Problem requirements:
Each line below with the word "content" needs to be copied.

━━━━━━━━━━━━━━━━

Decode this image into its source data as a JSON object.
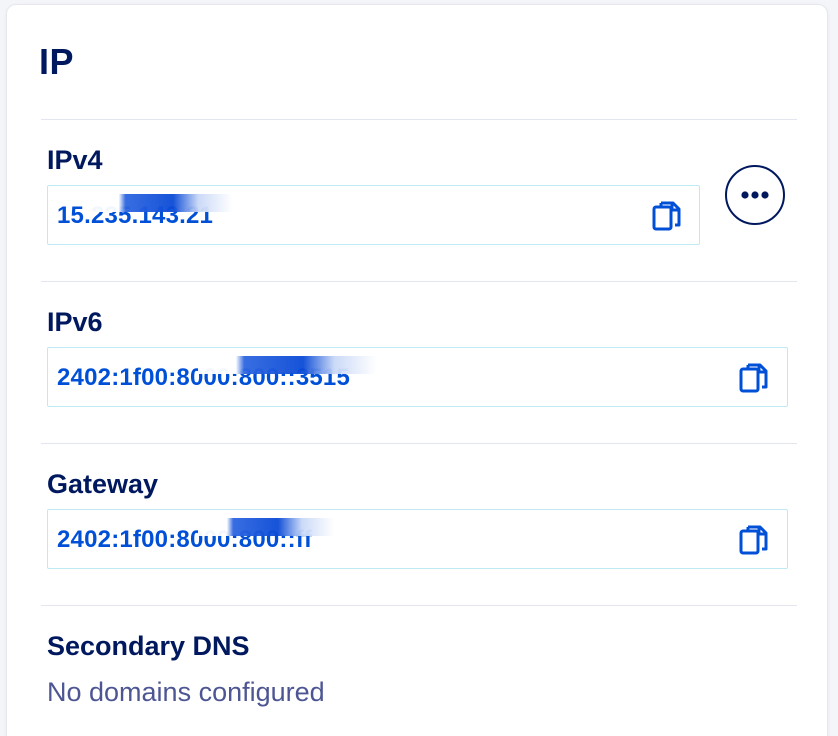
{
  "title": "IP",
  "ipv4": {
    "label": "IPv4",
    "value": "15.235.143.21",
    "copy_icon": "copy-icon"
  },
  "more_actions_icon": "ellipsis-icon",
  "ipv6": {
    "label": "IPv6",
    "value": "2402:1f00:8000:800::3515",
    "copy_icon": "copy-icon"
  },
  "gateway": {
    "label": "Gateway",
    "value": "2402:1f00:8000:800::ff",
    "copy_icon": "copy-icon"
  },
  "secondary_dns": {
    "label": "Secondary DNS",
    "empty_text": "No domains configured"
  },
  "colors": {
    "heading": "#00185e",
    "link_value": "#0050d7",
    "field_border": "#bfe9f3",
    "muted_text": "#4d5693"
  }
}
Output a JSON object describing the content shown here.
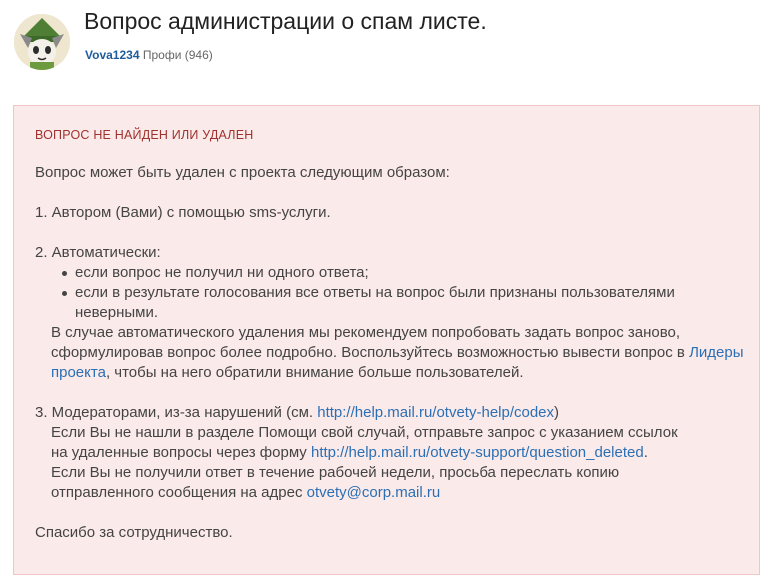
{
  "question": {
    "title": "Вопрос администрации о спам листе.",
    "author": "Vova1234",
    "rank": "Профи (946)"
  },
  "notice": {
    "heading": "ВОПРОС НЕ НАЙДЕН ИЛИ УДАЛЕН",
    "intro": "Вопрос может быть удален с проекта следующим образом:",
    "p1": "1. Автором (Вами) с помощью sms-услуги.",
    "p2_title": "2. Автоматически:",
    "bullet1": "если вопрос не получил ни одного ответа;",
    "bullet2_a": "если в результате голосования все ответы на вопрос были признаны пользователями",
    "bullet2_b": "неверными.",
    "auto_a": "В случае автоматического удаления мы рекомендуем попробовать задать вопрос заново,",
    "auto_b": "сформулировав вопрос более подробно. Воспользуйтесь возможностью вывести вопрос в ",
    "leaders_link_a": "Лидеры",
    "leaders_link_b": "проекта",
    "auto_c": ", чтобы на него обратили внимание больше пользователей.",
    "p3_title": "3. Модераторами, из-за нарушений (см. ",
    "codex_link": "http://help.mail.ru/otvety-help/codex",
    "p3_close": ")",
    "mod_a": "Если Вы не нашли в разделе Помощи свой случай, отправьте запрос с указанием ссылок",
    "mod_b": "на удаленные вопросы через форму ",
    "support_link": "http://help.mail.ru/otvety-support/question_deleted",
    "mod_b_end": ".",
    "mod_c": "Если Вы не получили ответ в течение рабочей недели, просьба переслать копию",
    "mod_d": "отправленного сообщения на адрес ",
    "email_link": "otvety@corp.mail.ru",
    "thanks": "Спасибо за сотрудничество."
  }
}
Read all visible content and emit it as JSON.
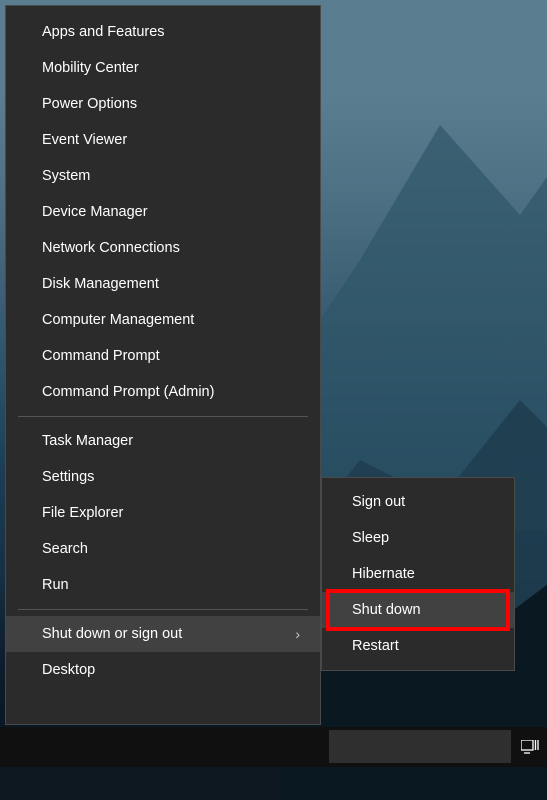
{
  "winx_menu": {
    "groups": [
      {
        "items": [
          {
            "name": "apps-and-features",
            "label": "Apps and Features"
          },
          {
            "name": "mobility-center",
            "label": "Mobility Center"
          },
          {
            "name": "power-options",
            "label": "Power Options"
          },
          {
            "name": "event-viewer",
            "label": "Event Viewer"
          },
          {
            "name": "system",
            "label": "System"
          },
          {
            "name": "device-manager",
            "label": "Device Manager"
          },
          {
            "name": "network-connections",
            "label": "Network Connections"
          },
          {
            "name": "disk-management",
            "label": "Disk Management"
          },
          {
            "name": "computer-management",
            "label": "Computer Management"
          },
          {
            "name": "command-prompt",
            "label": "Command Prompt"
          },
          {
            "name": "command-prompt-admin",
            "label": "Command Prompt (Admin)"
          }
        ]
      },
      {
        "items": [
          {
            "name": "task-manager",
            "label": "Task Manager"
          },
          {
            "name": "settings",
            "label": "Settings"
          },
          {
            "name": "file-explorer",
            "label": "File Explorer"
          },
          {
            "name": "search",
            "label": "Search"
          },
          {
            "name": "run",
            "label": "Run"
          }
        ]
      },
      {
        "items": [
          {
            "name": "shutdown-signout",
            "label": "Shut down or sign out",
            "has_submenu": true,
            "highlighted": true
          },
          {
            "name": "desktop",
            "label": "Desktop"
          }
        ]
      }
    ]
  },
  "submenu": {
    "items": [
      {
        "name": "sign-out",
        "label": "Sign out"
      },
      {
        "name": "sleep",
        "label": "Sleep"
      },
      {
        "name": "hibernate",
        "label": "Hibernate"
      },
      {
        "name": "shut-down",
        "label": "Shut down",
        "highlighted": true,
        "red_annotation": true
      },
      {
        "name": "restart",
        "label": "Restart"
      }
    ]
  }
}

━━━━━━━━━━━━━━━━

Finished exercise:
Output a JSON object describing the content shown here.
Read all visible content and emit it as JSON.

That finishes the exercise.